- [Task requirements]
Before repeating the entries below, strip out every picture and keep all else as it is.

- [Given data]
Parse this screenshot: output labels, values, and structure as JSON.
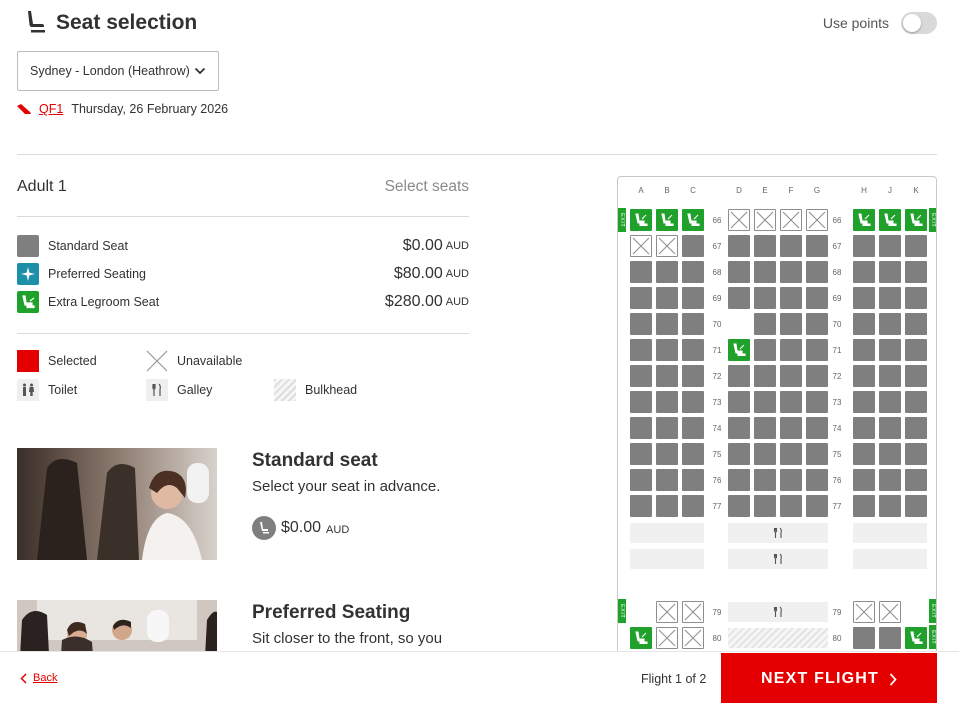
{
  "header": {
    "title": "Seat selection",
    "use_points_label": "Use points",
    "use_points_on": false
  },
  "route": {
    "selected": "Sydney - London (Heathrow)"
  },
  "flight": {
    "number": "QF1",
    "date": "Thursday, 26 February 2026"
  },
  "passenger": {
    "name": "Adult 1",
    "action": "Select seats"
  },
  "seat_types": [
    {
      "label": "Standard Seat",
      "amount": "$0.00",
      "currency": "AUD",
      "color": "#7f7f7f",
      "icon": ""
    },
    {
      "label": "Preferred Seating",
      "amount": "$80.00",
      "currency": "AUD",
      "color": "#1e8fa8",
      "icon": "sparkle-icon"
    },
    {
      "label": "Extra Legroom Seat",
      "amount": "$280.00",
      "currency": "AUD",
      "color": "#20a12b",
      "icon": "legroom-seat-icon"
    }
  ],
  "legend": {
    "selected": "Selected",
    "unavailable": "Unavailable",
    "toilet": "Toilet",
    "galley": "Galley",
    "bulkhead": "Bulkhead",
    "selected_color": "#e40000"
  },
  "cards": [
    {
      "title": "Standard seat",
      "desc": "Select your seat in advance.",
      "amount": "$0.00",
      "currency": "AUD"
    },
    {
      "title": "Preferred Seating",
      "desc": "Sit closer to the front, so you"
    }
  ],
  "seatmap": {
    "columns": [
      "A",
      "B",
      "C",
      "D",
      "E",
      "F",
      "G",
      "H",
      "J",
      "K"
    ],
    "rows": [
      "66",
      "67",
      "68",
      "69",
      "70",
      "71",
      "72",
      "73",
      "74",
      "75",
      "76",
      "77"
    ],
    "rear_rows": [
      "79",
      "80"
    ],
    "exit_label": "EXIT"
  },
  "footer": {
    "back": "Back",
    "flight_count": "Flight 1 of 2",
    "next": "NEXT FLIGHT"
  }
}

- [Your response]
Parse this screenshot: output labels, values, and structure as JSON.
{
  "header": {
    "title": "Seat selection",
    "use_points_label": "Use points",
    "use_points_on": false
  },
  "route": {
    "selected": "Sydney - London (Heathrow)"
  },
  "flight": {
    "number": "QF1",
    "date": "Thursday, 26 February 2026"
  },
  "passenger": {
    "name": "Adult 1",
    "action": "Select seats"
  },
  "seat_types": [
    {
      "label": "Standard Seat",
      "amount": "$0.00",
      "currency": "AUD",
      "color": "#7f7f7f",
      "icon": ""
    },
    {
      "label": "Preferred Seating",
      "amount": "$80.00",
      "currency": "AUD",
      "color": "#1e8fa8",
      "icon": "sparkle-icon"
    },
    {
      "label": "Extra Legroom Seat",
      "amount": "$280.00",
      "currency": "AUD",
      "color": "#20a12b",
      "icon": "legroom-seat-icon"
    }
  ],
  "legend": {
    "selected": "Selected",
    "unavailable": "Unavailable",
    "toilet": "Toilet",
    "galley": "Galley",
    "bulkhead": "Bulkhead",
    "selected_color": "#e40000"
  },
  "cards": [
    {
      "title": "Standard seat",
      "desc": "Select your seat in advance.",
      "amount": "$0.00",
      "currency": "AUD"
    },
    {
      "title": "Preferred Seating",
      "desc": "Sit closer to the front, so you"
    }
  ],
  "seatmap": {
    "columns": [
      "A",
      "B",
      "C",
      "D",
      "E",
      "F",
      "G",
      "H",
      "J",
      "K"
    ],
    "rows": [
      "66",
      "67",
      "68",
      "69",
      "70",
      "71",
      "72",
      "73",
      "74",
      "75",
      "76",
      "77"
    ],
    "rear_rows": [
      "79",
      "80"
    ],
    "exit_label": "EXIT"
  },
  "footer": {
    "back": "Back",
    "flight_count": "Flight 1 of 2",
    "next": "NEXT FLIGHT"
  }
}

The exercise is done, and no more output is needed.